Should I File for Divorce If I’ve Already Filed for Bankruptcy?

Should I File for Divorce If I’ve Already Filed for Bankruptcy?People often have questions regarding divorce and bankruptcy: “Should I file for divorce if I’ve already filed for bankruptcy?” and “Should I file for bankruptcy during divorce proceedings?” In all situations, divorce comes with significant financial impact for most people, and even in the most ideal of scenarios, it can be difficult to know which path is right for your needs. We can help you navigate this process.

At the Law Office of James A. Graham, our New Orleans divorce attorney works closely with you to ensure you know what is best in your situation. We look at all factors and give you insight into what to expect moving forward. Here are a few things that you need to take into consideration.

If you file for bankruptcy, will it impact your pending divorce?

One of the questions that must be considered is how a pending divorce case could be impacted if you file for bankruptcy. This applies to all situations, including both Chapter 7 and Chapter 13.

If your divorce is pending right now, filing for bankruptcy is not likely to affect the decisions made in relation to child support or child custody. That means that the court can still decide upon those decisions based on the best interests of the child.

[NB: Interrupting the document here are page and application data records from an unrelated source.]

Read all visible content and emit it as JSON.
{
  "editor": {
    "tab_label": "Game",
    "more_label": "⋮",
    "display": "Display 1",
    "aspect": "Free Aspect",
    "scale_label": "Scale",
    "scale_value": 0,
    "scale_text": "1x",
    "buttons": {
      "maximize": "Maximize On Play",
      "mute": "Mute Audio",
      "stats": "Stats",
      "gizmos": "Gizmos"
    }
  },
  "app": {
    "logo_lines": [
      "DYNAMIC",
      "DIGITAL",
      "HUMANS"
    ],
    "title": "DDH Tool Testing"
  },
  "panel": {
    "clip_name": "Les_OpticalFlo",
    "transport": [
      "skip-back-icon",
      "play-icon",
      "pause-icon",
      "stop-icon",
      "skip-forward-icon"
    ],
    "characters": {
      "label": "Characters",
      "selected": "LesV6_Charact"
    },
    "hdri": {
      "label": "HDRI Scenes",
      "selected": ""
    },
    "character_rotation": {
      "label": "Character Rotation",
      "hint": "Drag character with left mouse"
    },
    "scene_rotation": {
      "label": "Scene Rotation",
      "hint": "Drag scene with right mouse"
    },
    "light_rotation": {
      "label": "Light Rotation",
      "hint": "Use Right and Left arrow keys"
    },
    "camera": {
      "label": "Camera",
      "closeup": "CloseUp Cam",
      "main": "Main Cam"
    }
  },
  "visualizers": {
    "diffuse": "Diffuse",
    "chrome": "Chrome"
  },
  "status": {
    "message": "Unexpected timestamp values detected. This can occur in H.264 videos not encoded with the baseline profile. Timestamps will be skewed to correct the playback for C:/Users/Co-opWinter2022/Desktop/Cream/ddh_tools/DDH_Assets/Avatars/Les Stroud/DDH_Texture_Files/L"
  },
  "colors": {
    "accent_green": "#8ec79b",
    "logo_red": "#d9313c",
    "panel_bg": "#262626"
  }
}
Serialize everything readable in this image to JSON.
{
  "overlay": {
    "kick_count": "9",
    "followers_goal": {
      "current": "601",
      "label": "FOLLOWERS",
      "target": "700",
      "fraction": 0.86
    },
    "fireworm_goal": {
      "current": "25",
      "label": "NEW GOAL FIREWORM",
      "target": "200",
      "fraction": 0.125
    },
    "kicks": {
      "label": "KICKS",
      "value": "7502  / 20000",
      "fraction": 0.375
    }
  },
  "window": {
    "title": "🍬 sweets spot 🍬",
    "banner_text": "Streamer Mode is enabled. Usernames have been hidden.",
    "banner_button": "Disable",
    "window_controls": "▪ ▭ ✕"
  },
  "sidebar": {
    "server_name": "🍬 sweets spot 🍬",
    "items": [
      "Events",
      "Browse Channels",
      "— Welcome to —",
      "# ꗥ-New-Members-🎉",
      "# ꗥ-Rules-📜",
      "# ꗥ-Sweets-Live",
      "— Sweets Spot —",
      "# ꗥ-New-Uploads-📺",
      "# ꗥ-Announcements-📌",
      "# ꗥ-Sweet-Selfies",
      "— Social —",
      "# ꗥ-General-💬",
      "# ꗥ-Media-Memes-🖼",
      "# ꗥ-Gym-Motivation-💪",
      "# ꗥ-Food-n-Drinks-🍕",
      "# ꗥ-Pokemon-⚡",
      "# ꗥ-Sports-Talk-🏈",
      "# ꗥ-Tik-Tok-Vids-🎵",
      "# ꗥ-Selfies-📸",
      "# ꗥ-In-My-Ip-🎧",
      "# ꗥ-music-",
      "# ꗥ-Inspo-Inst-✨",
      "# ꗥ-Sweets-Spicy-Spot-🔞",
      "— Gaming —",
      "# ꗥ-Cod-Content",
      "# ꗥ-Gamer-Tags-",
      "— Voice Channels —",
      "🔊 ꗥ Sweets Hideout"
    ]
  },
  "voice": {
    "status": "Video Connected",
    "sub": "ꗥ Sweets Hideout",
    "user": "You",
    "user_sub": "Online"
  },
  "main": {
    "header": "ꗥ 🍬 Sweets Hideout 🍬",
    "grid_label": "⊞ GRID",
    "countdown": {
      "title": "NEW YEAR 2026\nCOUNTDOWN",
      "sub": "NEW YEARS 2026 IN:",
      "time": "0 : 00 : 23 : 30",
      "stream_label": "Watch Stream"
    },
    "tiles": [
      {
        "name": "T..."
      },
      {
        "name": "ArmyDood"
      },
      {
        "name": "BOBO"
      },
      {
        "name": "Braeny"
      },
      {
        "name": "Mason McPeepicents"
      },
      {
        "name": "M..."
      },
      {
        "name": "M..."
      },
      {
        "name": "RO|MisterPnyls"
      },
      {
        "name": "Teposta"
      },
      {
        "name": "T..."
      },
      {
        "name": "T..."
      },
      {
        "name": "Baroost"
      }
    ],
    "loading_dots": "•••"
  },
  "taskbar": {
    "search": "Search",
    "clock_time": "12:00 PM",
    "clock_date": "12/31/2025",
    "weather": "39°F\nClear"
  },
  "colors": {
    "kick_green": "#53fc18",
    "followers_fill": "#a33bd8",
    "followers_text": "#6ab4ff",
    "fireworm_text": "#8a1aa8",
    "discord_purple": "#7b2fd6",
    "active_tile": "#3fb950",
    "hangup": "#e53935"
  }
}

However, if you file for bankruptcy while you are getting divorced, it will halt the proceedings because it will likely impact the division of property within the case. That is because the bankruptcy filing creates an automatic stay, which freezes any legal action against you related to your assets until decisions can be made.

In this situation, a bankruptcy trustee will be assigned to your case. The trustee has the right to sell any nonexempt property to pay back creditors if you are filing Chapter 7 bankruptcy. The trustee will navigate the process of determining which assets are property of your estate and, therefore, cannot be sold, as well as the assets that you have that should be sold.

There are many times when those assets belong to both parties, such as a vehicle that is owned by both individuals. In this situation, the trustee may require that you sell the asset if it cannot be exempted under bankruptcy law. In situations where your ex’s interest in the property is not a part of the bankruptcy estate, some of those proceeds from the sale of the property would go to your ex.

In Chapter 13 bankruptcy, your property is not sold. However, nonexempt property may impact how much of your debt you have to repay and what your repayment plan will be. The bankruptcy trustee will need to determine the value of the property you have an interest in.

Should you file for bankruptcy before or after divorce?

As noted, it is always wise to have very specific information about your case to determine what the best option is for you. However, there are a few considerations to keep in mind.

It may be beneficial to wait for after the divorce to be finalized to file for bankruptcy protection. This can be critical in situations where you and your spouse do not get along and cannot make decisions together. Filing afterward means that your spouse no longer has a say in what occurs, and that may mean you can seek to discharge your debts without waiting for them to make a decision.

Also, if the combined income of you and your spouse is too high to qualify for Chapter 7, waiting until your divorce may be better. Your income for bankruptcy then is less, and you may qualify to file now even if you did not before.

When both of you need to file for bankruptcy

There are some situations where both spouses need to file for bankruptcy after the divorce. That would mean that you would have to pay for your own bankruptcy filing and petition and all associated legal fees on your own, and your spouse would have to do the same thing.

However, if you file now before your divorce is final, you do not have to pay individual filing fees, and instead, you can file a single petition for discharge. That could mean spending less to get the same results.

What should you do in your case?

Filing for divorce means considering all of the expectations moving forward, and among those decisions is how to create a financially strong future. Bankruptcy is the logical decision for many people who are unable to make payments to meet their debt obligations. Divorce often amplifies an inability to pay those debts back. Here are a few things to do now.

Talk to an attorney

Set up a time to discuss both the bankruptcy and the divorce with an attorney. That is key to learning how either proceeding will impact you going forward. Avoid assuming that one method is best for all situations.

Determine where your spouse stands

This is really related to your ability to work through this process together. However, if the two of you plan to file bankruptcy and you qualify to file for it jointly, that may be the best decision for you. Note that there is no difference in your custody and support proceedings.

The automatic stay that goes into place when filing bankruptcy does not change the court’s decisions related to child custody or child support. Filing bankruptcy does not mean you are off the hook from paying support, in other words. However, it can impact what you pay in alimony.

The Law Office of James A. Graham is here to help you navigate this process. Knowing whether you should file for divorce or bankruptcy first is very much an individual decision based on your current and future needs. Let our attorneys give you guidance so you know exactly what to expect going forward. Call our office or submit our contact form to schedule a consultation with a divorce attorney in Slidell or New Orleans today. We serve all of South Louisiana.